New study tracks dangerous public health threat posed by rising temps
Along with catastrophic heatwaves, flooding and droughts, greenhouse gas emissions are likely to result in a big spike in the number of days when air quality is impaired by ozone, according to a new study from the Harvard John A. Paulson School of Engineering and Applied Sciences.
Left unchecked, global warming could lead to between three and nine additional days per year of unhealthy ozone levels by 2050, the researchers found.
“In the coming decades, global climate change will likely cause more heat waves during the summer, which in turn could cause a 70 to 100 percent increase in ozone episodes, depending on the region,” said Lu Shen, first author and graduate student at SEAS.
Hot regions, as well as those with pre-existing air quality issues, would be most affected, with the biggest increase in California, the Southwest, and the Northeast. Other areas could see an average increase of 2.3 unhealthy ozone days annually. Those numbers represent a huge public health issue because ozone contributes to respiratory illness with dangerous consequences for children, seniors, and people suffering from asthma.
“Short-term exposure to ozone has been linked to adverse health effects,” said Loretta J. Mickley, a co-author of the study. “High levels of ozone can exacerbate chronic lung disease and even increase mortality rates.”
The study was aimed at quantifying how global warming will affect the severity and frequency of surface level ozone. The study used a model that analyzed relationships between temperature and ozone to predict future ozone episodes. Using the observational data helped make the projections more accurate.

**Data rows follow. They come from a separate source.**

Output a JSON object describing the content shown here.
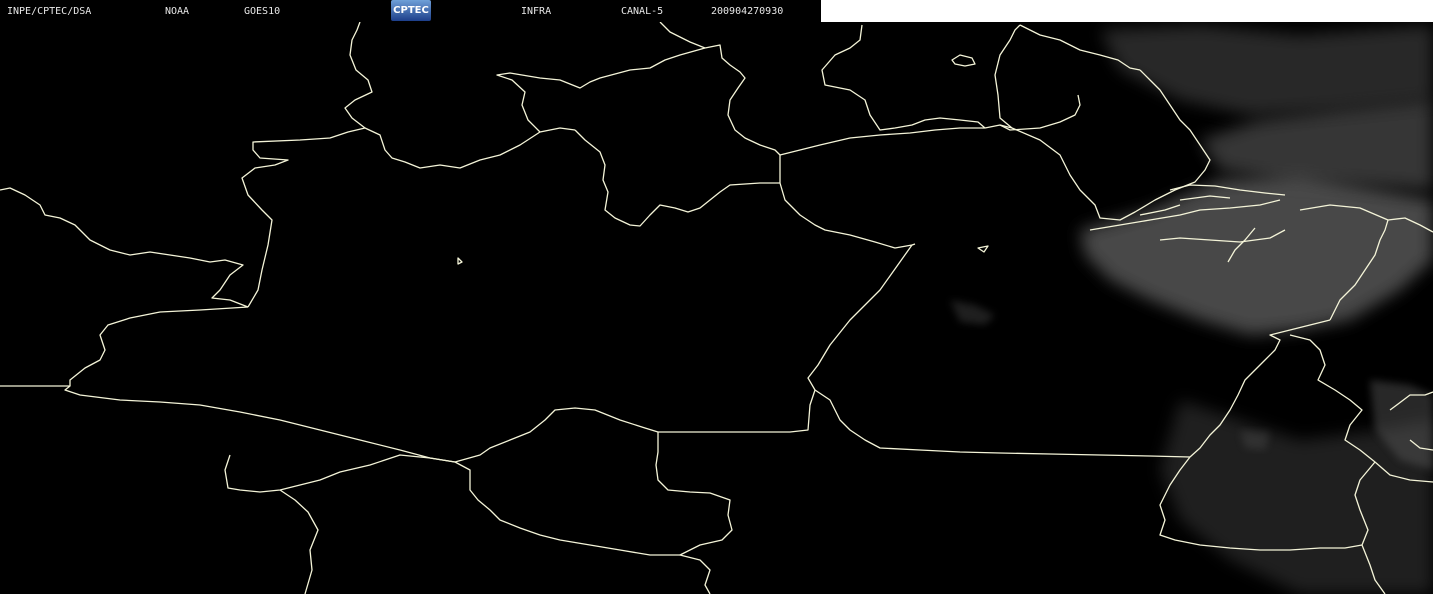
{
  "header": {
    "agency": "INPE/CPTEC/DSA",
    "noaa": "NOAA",
    "satellite": "GOES10",
    "logo_text": "CPTEC",
    "product": "INFRA",
    "channel": "CANAL-5",
    "timestamp": "200904270930"
  },
  "colors": {
    "background": "#000000",
    "borders": "#f4f4d8",
    "clouds": "#6a6a6a",
    "header_text": "#e8e8e8"
  }
}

Previous research had not relied so heavily on existing observations, making projections uncertain. Shen and co-authors analyzed ozone-temperature relationships at measurement sites across the US, and found them surprisingly complex.
“Ozone production accelerates at high temperatures, and emissions of the natural components of ozone increase. High temperatures are also accompanied by weak winds, causing the atmosphere to stagnate. So the air just cooks and ozone levels can build up,” Mickley said.
But when it gets extremely hot — the mid-90s — ozone levels at many sites stop rising with temperature. The researchers tracked the data for ozone suppression, finding that it occurred at 20 percent of measurement sites in the US. Their findings suggest that ozone suppression is caused by the weather than atmospheric chemistry.
“Typically, ozone is tightly correlated with temperature, which in turn is tightly correlated with other meteorological variables such as solar radiation, circulation and atmospheric stagnation. But at extreme temperatures, these relationships break down,” Shen said.
“This research gives us a much better understanding of how ozone and temperature are related and how that will affect future air quality,” said Mickley. “These results show that we need ambitious emissions controls to offset the potential of more than a week of additional days with unhealthy ozone levels.”